WORK REQUEST:
Which lines in the records below contain the word "JSON"? Copy each one.

[[ ENTRIES SUPPLIED, beginning ]]

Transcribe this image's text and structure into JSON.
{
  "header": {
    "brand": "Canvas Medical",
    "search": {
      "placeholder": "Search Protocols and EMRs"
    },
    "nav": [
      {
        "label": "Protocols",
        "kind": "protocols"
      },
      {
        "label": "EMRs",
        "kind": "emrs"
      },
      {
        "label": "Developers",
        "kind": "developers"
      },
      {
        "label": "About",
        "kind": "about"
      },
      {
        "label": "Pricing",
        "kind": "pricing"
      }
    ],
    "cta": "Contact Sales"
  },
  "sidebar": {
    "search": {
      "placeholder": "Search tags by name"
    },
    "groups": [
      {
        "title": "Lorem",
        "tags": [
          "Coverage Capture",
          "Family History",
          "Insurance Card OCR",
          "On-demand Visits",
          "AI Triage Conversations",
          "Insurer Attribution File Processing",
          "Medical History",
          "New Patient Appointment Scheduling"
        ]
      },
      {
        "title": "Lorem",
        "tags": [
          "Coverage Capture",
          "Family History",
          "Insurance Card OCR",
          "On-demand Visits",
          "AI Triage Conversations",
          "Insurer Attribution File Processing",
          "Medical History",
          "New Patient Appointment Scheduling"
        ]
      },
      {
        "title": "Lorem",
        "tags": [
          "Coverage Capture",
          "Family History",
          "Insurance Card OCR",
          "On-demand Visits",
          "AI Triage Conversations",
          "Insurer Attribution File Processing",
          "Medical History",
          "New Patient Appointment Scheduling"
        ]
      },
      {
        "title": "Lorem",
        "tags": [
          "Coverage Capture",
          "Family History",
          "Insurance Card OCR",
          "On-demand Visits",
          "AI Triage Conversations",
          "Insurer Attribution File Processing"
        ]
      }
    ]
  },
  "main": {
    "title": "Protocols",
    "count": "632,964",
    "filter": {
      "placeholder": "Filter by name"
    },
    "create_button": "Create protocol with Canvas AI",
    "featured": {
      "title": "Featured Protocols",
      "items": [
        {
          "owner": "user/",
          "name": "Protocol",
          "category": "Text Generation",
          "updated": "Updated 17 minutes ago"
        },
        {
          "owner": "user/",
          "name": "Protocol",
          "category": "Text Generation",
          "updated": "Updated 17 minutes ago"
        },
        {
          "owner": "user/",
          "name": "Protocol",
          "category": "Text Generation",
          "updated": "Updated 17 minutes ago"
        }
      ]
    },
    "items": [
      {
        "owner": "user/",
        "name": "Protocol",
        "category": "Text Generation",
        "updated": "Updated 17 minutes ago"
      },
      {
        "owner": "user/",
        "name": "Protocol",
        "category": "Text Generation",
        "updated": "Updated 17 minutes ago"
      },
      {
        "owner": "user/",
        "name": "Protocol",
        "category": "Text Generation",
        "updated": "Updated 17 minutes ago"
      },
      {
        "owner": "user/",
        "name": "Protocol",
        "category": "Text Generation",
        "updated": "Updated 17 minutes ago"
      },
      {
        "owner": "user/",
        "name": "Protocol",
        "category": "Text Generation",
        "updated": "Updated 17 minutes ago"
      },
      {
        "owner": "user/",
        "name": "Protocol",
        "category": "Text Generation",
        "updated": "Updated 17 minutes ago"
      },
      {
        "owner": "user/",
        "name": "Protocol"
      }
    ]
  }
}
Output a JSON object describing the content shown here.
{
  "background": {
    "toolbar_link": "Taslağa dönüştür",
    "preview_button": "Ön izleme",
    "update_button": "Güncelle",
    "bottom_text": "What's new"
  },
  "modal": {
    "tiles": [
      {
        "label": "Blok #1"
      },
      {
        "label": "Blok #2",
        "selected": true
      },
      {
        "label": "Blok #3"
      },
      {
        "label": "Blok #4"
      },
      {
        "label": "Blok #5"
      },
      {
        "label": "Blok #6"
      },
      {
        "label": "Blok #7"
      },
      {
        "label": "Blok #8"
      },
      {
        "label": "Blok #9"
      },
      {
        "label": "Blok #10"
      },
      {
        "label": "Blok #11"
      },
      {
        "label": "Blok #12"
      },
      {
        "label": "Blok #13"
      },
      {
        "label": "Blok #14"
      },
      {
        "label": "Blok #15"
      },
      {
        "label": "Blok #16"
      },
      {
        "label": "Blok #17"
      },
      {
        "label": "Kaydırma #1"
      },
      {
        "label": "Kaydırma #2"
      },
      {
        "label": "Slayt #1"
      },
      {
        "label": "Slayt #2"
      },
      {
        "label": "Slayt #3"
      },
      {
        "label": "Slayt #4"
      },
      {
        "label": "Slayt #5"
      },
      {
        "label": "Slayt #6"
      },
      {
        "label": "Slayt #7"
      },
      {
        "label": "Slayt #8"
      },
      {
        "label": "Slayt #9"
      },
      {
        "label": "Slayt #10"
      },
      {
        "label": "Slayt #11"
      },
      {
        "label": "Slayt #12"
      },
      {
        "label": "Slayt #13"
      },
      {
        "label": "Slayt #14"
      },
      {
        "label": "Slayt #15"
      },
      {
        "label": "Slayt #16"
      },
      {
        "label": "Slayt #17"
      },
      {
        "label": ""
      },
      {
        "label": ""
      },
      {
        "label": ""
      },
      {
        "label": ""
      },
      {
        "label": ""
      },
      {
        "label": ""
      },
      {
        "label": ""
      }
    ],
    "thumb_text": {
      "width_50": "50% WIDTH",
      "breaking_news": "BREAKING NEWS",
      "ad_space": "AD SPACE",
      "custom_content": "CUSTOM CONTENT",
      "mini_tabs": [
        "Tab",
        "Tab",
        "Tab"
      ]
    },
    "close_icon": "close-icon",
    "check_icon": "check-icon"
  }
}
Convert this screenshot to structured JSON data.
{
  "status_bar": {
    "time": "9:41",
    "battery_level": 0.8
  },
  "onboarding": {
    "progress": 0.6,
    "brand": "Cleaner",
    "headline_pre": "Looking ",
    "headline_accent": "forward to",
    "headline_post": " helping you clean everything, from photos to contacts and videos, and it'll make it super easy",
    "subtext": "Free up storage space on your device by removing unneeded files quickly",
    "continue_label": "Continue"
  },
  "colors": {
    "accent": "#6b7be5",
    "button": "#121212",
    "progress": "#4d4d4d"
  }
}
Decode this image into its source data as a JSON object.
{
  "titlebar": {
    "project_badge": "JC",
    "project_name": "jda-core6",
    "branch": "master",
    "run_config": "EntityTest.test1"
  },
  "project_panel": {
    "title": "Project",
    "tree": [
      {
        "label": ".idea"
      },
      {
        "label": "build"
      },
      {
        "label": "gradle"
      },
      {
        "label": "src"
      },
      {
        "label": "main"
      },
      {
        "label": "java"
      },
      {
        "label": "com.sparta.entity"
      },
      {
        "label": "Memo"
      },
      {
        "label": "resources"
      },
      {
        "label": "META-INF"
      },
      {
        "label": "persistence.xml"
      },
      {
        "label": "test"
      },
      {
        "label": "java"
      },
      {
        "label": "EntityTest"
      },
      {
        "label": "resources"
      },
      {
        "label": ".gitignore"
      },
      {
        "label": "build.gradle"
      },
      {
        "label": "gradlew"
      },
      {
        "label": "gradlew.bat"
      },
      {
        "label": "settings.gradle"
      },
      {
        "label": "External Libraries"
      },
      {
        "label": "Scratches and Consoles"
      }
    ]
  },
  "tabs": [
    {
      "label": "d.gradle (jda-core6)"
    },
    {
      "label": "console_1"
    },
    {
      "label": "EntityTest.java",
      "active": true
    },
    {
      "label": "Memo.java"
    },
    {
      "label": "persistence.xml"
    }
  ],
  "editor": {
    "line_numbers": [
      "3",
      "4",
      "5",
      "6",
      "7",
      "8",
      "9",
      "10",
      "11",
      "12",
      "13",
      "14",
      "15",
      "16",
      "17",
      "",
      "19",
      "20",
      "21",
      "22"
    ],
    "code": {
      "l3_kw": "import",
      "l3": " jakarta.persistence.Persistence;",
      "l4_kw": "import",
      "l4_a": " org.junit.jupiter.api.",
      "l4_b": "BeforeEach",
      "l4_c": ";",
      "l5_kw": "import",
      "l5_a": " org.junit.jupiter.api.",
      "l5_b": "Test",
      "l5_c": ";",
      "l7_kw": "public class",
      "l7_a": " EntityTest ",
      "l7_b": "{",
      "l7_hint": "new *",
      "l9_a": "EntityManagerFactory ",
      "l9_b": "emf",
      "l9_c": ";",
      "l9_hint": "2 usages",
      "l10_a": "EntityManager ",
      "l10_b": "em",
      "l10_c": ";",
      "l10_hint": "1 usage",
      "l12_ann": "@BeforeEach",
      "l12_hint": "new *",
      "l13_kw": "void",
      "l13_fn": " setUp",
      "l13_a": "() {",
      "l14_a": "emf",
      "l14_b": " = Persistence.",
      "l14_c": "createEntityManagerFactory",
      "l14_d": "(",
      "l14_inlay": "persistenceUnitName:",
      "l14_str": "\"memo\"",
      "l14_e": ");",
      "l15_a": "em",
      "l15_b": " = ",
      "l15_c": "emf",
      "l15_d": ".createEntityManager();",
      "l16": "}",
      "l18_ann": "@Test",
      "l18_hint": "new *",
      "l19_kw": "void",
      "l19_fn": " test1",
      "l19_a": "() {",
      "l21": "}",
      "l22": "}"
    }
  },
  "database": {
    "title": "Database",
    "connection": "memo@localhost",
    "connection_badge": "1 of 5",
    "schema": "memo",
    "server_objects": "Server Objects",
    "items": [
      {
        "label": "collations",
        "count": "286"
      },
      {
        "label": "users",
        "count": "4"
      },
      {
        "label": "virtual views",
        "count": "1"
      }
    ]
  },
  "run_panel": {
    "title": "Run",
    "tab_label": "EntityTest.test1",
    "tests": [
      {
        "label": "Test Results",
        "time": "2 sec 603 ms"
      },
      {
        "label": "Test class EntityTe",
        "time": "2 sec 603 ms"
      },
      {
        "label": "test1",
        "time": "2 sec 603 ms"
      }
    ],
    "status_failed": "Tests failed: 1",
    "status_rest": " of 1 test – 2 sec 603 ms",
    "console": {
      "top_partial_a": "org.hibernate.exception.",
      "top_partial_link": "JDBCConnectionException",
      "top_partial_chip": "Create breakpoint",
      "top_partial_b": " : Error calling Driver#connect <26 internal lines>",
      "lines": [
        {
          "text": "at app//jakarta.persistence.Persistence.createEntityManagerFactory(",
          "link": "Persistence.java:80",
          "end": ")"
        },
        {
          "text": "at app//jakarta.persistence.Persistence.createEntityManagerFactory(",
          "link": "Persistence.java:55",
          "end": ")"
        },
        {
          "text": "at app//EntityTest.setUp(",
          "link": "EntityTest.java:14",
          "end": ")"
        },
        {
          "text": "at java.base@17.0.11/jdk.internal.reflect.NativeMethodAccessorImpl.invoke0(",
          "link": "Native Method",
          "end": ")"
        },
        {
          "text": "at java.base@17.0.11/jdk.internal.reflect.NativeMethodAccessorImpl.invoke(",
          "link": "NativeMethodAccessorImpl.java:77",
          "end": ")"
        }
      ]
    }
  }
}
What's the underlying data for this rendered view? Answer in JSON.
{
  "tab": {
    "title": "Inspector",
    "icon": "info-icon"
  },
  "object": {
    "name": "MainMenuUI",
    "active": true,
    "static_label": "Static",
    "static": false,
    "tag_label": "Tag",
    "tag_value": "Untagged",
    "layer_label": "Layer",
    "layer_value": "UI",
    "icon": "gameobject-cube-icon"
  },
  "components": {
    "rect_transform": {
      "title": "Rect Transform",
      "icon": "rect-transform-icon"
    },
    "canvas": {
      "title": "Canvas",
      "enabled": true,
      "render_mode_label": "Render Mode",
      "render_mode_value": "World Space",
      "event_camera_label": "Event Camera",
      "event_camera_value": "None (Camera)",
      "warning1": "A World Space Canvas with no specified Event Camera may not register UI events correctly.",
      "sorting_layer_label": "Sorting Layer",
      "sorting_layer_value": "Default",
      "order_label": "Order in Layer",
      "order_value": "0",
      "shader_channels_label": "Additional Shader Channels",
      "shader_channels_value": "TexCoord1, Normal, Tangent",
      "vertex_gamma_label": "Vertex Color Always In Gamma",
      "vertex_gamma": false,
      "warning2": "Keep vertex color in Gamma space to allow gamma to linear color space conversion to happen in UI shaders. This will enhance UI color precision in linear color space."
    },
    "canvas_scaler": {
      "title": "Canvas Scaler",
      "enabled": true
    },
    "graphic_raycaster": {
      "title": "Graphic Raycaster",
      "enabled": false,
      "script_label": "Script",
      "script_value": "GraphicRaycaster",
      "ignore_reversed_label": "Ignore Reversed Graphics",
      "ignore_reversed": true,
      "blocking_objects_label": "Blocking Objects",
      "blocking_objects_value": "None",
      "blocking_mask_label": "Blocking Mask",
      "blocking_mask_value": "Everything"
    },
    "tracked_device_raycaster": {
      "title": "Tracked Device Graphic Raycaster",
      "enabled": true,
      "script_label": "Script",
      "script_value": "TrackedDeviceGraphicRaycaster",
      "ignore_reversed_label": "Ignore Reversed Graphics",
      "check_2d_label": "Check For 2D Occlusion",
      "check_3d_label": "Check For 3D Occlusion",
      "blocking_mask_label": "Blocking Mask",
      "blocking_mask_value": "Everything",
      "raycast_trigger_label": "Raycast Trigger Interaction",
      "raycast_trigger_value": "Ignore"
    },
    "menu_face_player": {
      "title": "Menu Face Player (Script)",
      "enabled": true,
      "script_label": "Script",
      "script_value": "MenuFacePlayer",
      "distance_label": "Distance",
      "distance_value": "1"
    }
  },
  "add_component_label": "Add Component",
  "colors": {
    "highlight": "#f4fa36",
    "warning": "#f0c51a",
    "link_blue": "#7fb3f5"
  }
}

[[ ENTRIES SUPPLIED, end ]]

RESULT FOR THIS EXERCISE:
Transcribe this image's text and structure into JSON.
Output a JSON object describing the content shown here.
Convert this screenshot to structured JSON data.
Decode this image into its source data as a JSON object.
What's the underlying data for this rendered view? Answer in JSON.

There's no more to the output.